If you’ve been reading PPC Ian for a while, you probably know I’m a huge fan of sitelinks. Out of all the Google AdWords ad extensions, sitelinks are by far my favorite. Today, I’m excited to share a neat screenshot (below) that shows State Farm’s brand ad with six sitelinks! That’s right, if your CTR is high enough, Google now appears to be delivering six sitelinks. Also, I’m pleased to share some of my favorite sitelinks tips and strategies.
PPC Ian’s Top 4 Sitelinks Tips
Now, this is cool for State Farm, but you may be wondering what does this mean for you? Good question! First and foremost, make sure to make sure all your campaigns (especially the ones that house your brand name terms) have six sitelinks. If you don’t have six sitelinks, it’s impossible for six to show up. Side note: I noticed one advertiser recently who only had three sitelinks (two on the first line and one on the second). I think it’s because they only had three in their campaign, how embarrassing. I never advise having fewer than four sitelinks. If your worried about which ones Google will pick, don’t be. If you include six sitelinks, but only two or four show, Google will pick the ones that optimize your CTR (to the best of my knowledge).
Second, I highly recommend longer sitelinks. If you have longer sitelinks, they’re likely to occupy multiple lines like State Farm’s. However, let’s say you have shorter sitelinks. Then, they’re likely to display side-by-side and occupy fewer lines (less real estate).
Third, I recommend sending your sitelinks to different landing pages.
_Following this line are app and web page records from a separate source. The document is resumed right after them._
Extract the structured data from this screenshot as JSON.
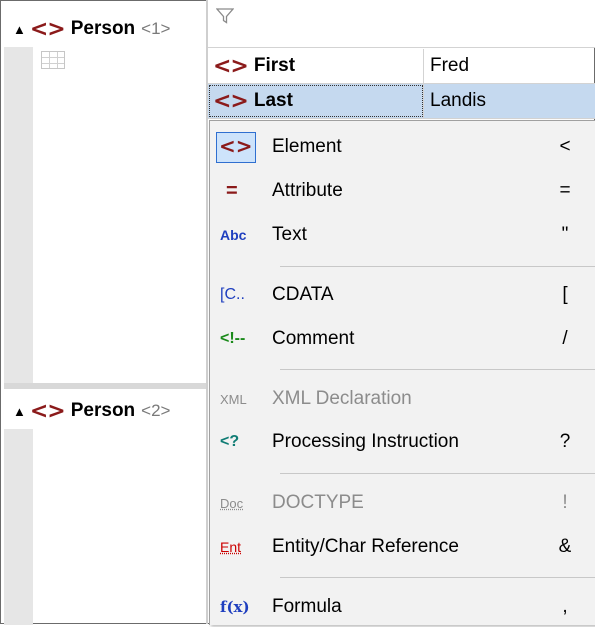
{
  "left_pane": {
    "person_1": {
      "tri": "▲",
      "glyph": "<>",
      "name": "Person",
      "index": "<1>"
    },
    "person_2": {
      "tri": "▲",
      "glyph": "<>",
      "name": "Person",
      "index": "<2>"
    }
  },
  "grid": {
    "rows": [
      {
        "glyph": "<>",
        "name": "First",
        "value": "Fred",
        "selected": false
      },
      {
        "glyph": "<>",
        "name": "Last",
        "value": "Landis",
        "selected": true
      }
    ]
  },
  "context_menu": {
    "items": [
      {
        "icon": "<>",
        "label": "Element",
        "shortcut": "<",
        "disabled": false
      },
      {
        "icon": "=",
        "label": "Attribute",
        "shortcut": "=",
        "disabled": false
      },
      {
        "icon": "Abc",
        "label": "Text",
        "shortcut": "\"",
        "disabled": false
      },
      {
        "icon": "[C..",
        "label": "CDATA",
        "shortcut": "[",
        "disabled": false
      },
      {
        "icon": "<!--",
        "label": "Comment",
        "shortcut": "/",
        "disabled": false
      },
      {
        "icon": "XML",
        "label": "XML Declaration",
        "shortcut": "",
        "disabled": true
      },
      {
        "icon": "<?",
        "label": "Processing Instruction",
        "shortcut": "?",
        "disabled": false
      },
      {
        "icon": "Doc",
        "label": "DOCTYPE",
        "shortcut": "!",
        "disabled": true
      },
      {
        "icon": "Ent",
        "label": "Entity/Char Reference",
        "shortcut": "&",
        "disabled": false
      },
      {
        "icon": "f(x)",
        "label": "Formula",
        "shortcut": ",",
        "disabled": false
      }
    ]
  },
  "colors": {
    "element_glyph": "#8b1a1a",
    "selection": "#c5d9ef",
    "menu_bg": "#f2f2f2",
    "text_icon": "#1f3fbf",
    "comment_icon": "#1a8a1a",
    "pi_icon": "#0f7c74",
    "entity_icon": "#cc0000",
    "disabled": "#8c8c8c"
  }
}
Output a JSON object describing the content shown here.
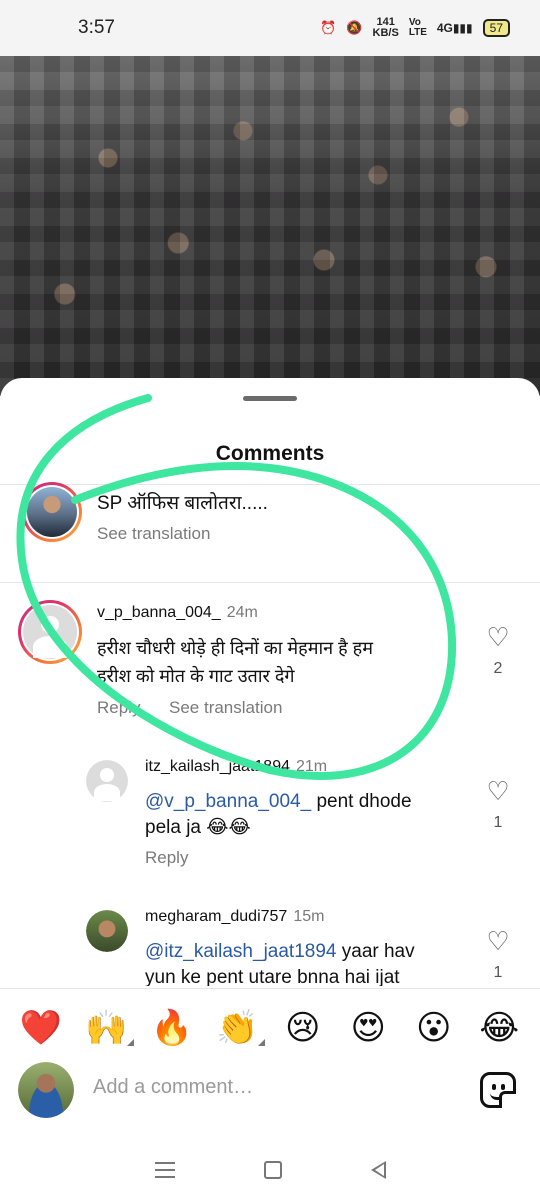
{
  "status_bar": {
    "time": "3:57",
    "net_speed_value": "141",
    "net_speed_unit": "KB/S",
    "volte": "Vo LTE",
    "network": "4G",
    "battery": "57"
  },
  "comments_sheet": {
    "title": "Comments",
    "caption": {
      "text": "SP ऑफिस बालोतरा.....",
      "see_translation": "See translation"
    },
    "comments": [
      {
        "username": "v_p_banna_004_",
        "time": "24m",
        "text_line1": "हरीश चौधरी थोड़े ही दिनों का मेहमान है हम",
        "text_line2": "हरीश को मोत के गाट उतार देगे",
        "reply": "Reply",
        "see_translation": "See translation",
        "likes": "2"
      },
      {
        "username": "itz_kailash_jaat1894",
        "time": "21m",
        "mention": "@v_p_banna_004_",
        "text_line1_rest": " pent dhode",
        "text_line2": "pela ja 😂😂",
        "reply": "Reply",
        "likes": "1"
      },
      {
        "username": "megharam_dudi757",
        "time": "15m",
        "mention": "@itz_kailash_jaat1894",
        "text_line1_rest": " yaar hav",
        "text_line2": "yun ke pent utare bnna hai ijat",
        "likes": "1"
      }
    ]
  },
  "quick_reactions": [
    "❤️",
    "🙌",
    "🔥",
    "👏",
    "😢",
    "😍",
    "😮",
    "😂"
  ],
  "composer": {
    "placeholder": "Add a comment…"
  },
  "colors": {
    "scribble": "#3ee6a0",
    "mention": "#2b5aa6",
    "story_ring": "#e1306c"
  },
  "icons": {
    "like": "heart-outline-icon",
    "sticker": "sticker-icon",
    "alarm": "alarm-icon",
    "mute": "mute-icon",
    "signal": "signal-icon"
  }
}
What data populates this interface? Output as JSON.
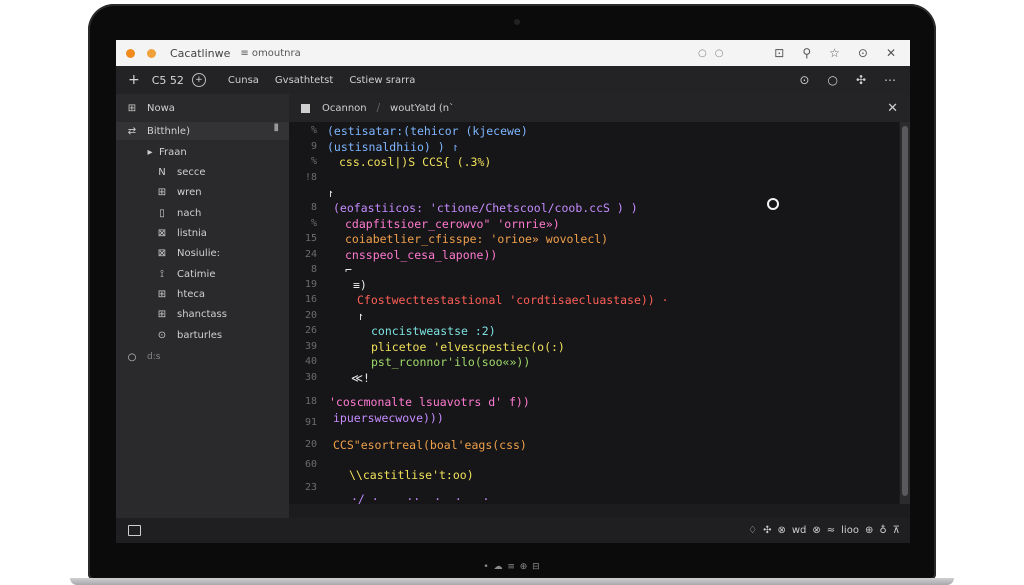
{
  "brand": "• ☁ ≡ ⊕ ⊟",
  "titlebar": {
    "app_title": "Cacatlinwe",
    "url": "≡ omoutnra",
    "mid_icons": [
      "○",
      "○"
    ],
    "right_icons": [
      "⊡",
      "⚲",
      "☆",
      "⊙",
      "✕"
    ]
  },
  "toolbar": {
    "plus": "+",
    "css_label": "C5 52",
    "circle_icon": "+",
    "menu": [
      "Cunsa",
      "Gvsathtetst",
      "Cstiew srarra"
    ],
    "right_icons": [
      "⊙",
      "○",
      "✣",
      "⋯"
    ]
  },
  "sidebar": {
    "items": [
      {
        "icon": "⊞",
        "label": "Nowa"
      },
      {
        "icon": "⇄",
        "label": "Bitthnle)"
      },
      {
        "icon": "▸",
        "label": "Fraan"
      },
      {
        "icon": "N",
        "label": "secce"
      },
      {
        "icon": "⊞",
        "label": "wren"
      },
      {
        "icon": "▯",
        "label": "nach"
      },
      {
        "icon": "⊠",
        "label": "listnia"
      },
      {
        "icon": "⊠",
        "label": "Nosiulie:"
      },
      {
        "icon": "⟟",
        "label": "Catimie"
      },
      {
        "icon": "⊞",
        "label": "hteca"
      },
      {
        "icon": "⊞",
        "label": "shanctass"
      },
      {
        "icon": "⊙",
        "label": "barturles"
      },
      {
        "icon": "○",
        "label": "d:s"
      }
    ]
  },
  "editor": {
    "tab_label": "Ocannon",
    "tab_divider": "⧸",
    "tab2_label": "woutYatd  (n`",
    "close": "✕",
    "line_numbers": [
      "%",
      "9",
      "%",
      "!8",
      "8",
      "%",
      "15",
      "24",
      "8",
      "19",
      "16",
      "20",
      "26",
      "39",
      "40",
      "30",
      "18",
      "91",
      "20",
      "60",
      "23"
    ],
    "lines": [
      "(estisatar:(tehicor (kjecewe)",
      "(ustisnaldhiio) ) ↾",
      "css.cosl|)S CCS{ (.3%)",
      "↾",
      "(eofastiicos: 'ctione/Chetscool/coob.ccS ) )",
      "cdapfitsioer_cerowvo\" 'ornrie»)",
      "coiabetlier_cfisspe: 'orioe» wovolecl)",
      "cnsspeol_cesa_lapone))",
      "⌐",
      "≡)",
      "Cfostwecttestastional 'cordtisaecluastase)) ·",
      "↾",
      "concistweastse :2)",
      "plicetoe 'elvescpestiec(o(:)",
      "pst_rconnor'ilo(soo«»))",
      "≪!",
      "'coscmonalte lsuavotrs d' f))",
      "ipuerswecwove)))",
      "CCS\"esortreal(boal'eags(css)",
      "\\\\castitlise't:oo)",
      "·/ ·    ··  ·  ·   ·"
    ]
  },
  "status": {
    "right": [
      "♢",
      "✣",
      "⊗",
      "wd",
      "⊗",
      "≈",
      "lioo",
      "⊕",
      "♁",
      "⊼"
    ]
  }
}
The original intent of sitelinks is bringing your site’s navigation closer to the user. Now, you could send all of them to the same landing page, however this is not an ideal user experience and could lower your conversion rate.
Last, I recommend including calls to action in your sitelinks. State Farm does not do this, although I cannot fault them because they appear to be doing quite well. That said, there is always room for improvement when it comes to pay per click. If State Farm included words like “compare”, “find”, “get”, “apply”, etc. in their sitelinks, they are likely to improve CTR and conversion rate too (in my opinion).
Image in this post © Google and State Farm